Your assignment:
Tally the lines below that contain the word "recipients", then give the tally and nothing more.

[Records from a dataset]
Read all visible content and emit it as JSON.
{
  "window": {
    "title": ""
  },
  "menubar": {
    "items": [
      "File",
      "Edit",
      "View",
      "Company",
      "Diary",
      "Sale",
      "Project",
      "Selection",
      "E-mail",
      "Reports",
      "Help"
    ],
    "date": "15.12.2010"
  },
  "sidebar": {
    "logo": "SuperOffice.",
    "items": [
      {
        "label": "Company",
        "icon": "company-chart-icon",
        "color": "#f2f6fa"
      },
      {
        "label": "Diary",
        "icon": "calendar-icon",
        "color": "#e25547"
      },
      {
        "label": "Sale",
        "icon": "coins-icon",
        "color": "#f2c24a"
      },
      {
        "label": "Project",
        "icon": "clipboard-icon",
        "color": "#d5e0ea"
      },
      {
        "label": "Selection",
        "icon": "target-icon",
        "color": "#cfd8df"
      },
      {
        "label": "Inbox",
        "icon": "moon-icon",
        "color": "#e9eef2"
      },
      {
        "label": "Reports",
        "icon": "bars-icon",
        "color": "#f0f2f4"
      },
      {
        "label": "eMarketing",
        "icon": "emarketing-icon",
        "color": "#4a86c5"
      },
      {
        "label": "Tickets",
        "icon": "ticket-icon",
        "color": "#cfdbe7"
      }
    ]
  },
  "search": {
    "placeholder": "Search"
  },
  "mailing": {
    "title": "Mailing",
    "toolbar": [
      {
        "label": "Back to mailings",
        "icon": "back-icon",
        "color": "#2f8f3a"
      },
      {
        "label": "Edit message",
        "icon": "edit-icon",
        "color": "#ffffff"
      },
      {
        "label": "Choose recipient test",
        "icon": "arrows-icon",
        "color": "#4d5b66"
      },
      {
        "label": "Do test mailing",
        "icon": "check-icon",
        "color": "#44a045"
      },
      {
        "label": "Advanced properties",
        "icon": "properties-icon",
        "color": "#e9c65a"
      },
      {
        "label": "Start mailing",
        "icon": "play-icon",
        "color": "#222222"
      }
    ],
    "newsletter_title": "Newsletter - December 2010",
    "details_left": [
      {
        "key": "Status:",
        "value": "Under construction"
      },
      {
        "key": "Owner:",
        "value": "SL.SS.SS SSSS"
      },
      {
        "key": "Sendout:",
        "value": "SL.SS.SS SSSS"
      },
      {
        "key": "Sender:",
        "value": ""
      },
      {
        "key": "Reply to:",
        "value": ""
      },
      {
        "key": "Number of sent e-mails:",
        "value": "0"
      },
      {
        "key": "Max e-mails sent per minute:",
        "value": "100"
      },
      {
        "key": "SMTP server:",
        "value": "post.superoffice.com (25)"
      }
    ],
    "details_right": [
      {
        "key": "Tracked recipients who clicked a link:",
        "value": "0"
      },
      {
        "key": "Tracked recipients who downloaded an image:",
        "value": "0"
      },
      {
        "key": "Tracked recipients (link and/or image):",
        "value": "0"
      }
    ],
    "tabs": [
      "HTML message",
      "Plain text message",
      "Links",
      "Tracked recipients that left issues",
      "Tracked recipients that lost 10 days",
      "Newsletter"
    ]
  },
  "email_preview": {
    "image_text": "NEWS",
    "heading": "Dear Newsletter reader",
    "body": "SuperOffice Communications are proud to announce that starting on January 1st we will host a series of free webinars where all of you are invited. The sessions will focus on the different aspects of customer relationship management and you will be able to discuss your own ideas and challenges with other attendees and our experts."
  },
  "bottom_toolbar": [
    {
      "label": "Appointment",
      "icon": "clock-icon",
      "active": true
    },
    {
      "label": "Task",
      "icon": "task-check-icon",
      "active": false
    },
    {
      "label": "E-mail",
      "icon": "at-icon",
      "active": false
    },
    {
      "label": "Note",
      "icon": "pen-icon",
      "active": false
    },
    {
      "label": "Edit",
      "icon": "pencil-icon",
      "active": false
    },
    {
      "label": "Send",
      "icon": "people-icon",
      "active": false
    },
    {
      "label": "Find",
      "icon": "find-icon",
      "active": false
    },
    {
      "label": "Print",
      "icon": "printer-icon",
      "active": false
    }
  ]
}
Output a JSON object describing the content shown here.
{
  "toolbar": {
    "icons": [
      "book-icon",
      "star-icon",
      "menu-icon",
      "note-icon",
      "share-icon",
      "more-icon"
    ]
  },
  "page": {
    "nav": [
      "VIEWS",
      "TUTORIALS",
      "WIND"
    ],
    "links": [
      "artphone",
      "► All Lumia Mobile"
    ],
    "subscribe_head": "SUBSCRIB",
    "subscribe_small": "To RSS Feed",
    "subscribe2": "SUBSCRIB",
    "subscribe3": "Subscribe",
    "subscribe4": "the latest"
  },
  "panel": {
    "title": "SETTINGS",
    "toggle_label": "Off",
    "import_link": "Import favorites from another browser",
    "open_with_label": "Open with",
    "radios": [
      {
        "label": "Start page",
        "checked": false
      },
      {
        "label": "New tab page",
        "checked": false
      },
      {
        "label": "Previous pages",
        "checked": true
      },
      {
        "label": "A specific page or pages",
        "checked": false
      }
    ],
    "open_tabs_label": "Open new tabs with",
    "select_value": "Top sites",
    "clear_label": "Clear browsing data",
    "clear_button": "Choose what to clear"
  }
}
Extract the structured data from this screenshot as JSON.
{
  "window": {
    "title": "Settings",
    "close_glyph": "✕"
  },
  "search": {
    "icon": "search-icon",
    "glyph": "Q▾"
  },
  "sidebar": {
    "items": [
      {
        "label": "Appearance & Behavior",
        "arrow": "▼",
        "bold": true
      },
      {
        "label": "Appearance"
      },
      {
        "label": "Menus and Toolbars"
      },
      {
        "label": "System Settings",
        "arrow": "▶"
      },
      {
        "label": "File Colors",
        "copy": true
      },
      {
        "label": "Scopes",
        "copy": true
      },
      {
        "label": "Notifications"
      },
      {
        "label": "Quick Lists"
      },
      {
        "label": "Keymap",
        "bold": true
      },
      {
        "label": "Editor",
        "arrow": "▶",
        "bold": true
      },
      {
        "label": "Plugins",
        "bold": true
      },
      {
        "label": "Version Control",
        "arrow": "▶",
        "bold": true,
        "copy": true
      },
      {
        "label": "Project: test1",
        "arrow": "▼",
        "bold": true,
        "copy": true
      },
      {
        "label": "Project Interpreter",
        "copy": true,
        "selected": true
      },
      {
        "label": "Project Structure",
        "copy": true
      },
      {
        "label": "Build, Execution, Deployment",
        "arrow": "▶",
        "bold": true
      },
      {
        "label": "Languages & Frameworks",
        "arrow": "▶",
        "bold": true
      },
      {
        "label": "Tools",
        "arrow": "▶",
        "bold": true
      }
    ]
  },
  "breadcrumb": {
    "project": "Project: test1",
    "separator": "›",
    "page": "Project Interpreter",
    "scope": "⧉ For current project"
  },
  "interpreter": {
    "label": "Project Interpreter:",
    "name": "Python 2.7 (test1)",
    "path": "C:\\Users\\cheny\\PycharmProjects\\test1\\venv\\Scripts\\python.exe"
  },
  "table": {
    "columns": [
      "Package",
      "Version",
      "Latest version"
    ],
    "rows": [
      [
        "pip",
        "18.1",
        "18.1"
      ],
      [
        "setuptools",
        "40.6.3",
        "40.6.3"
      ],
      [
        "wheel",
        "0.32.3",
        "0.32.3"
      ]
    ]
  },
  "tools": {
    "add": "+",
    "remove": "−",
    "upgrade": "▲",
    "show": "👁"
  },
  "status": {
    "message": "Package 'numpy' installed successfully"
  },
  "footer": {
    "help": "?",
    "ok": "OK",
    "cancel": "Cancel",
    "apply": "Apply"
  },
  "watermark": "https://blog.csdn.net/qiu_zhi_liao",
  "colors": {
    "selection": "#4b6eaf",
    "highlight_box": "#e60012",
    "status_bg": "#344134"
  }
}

Response to this exercise:
5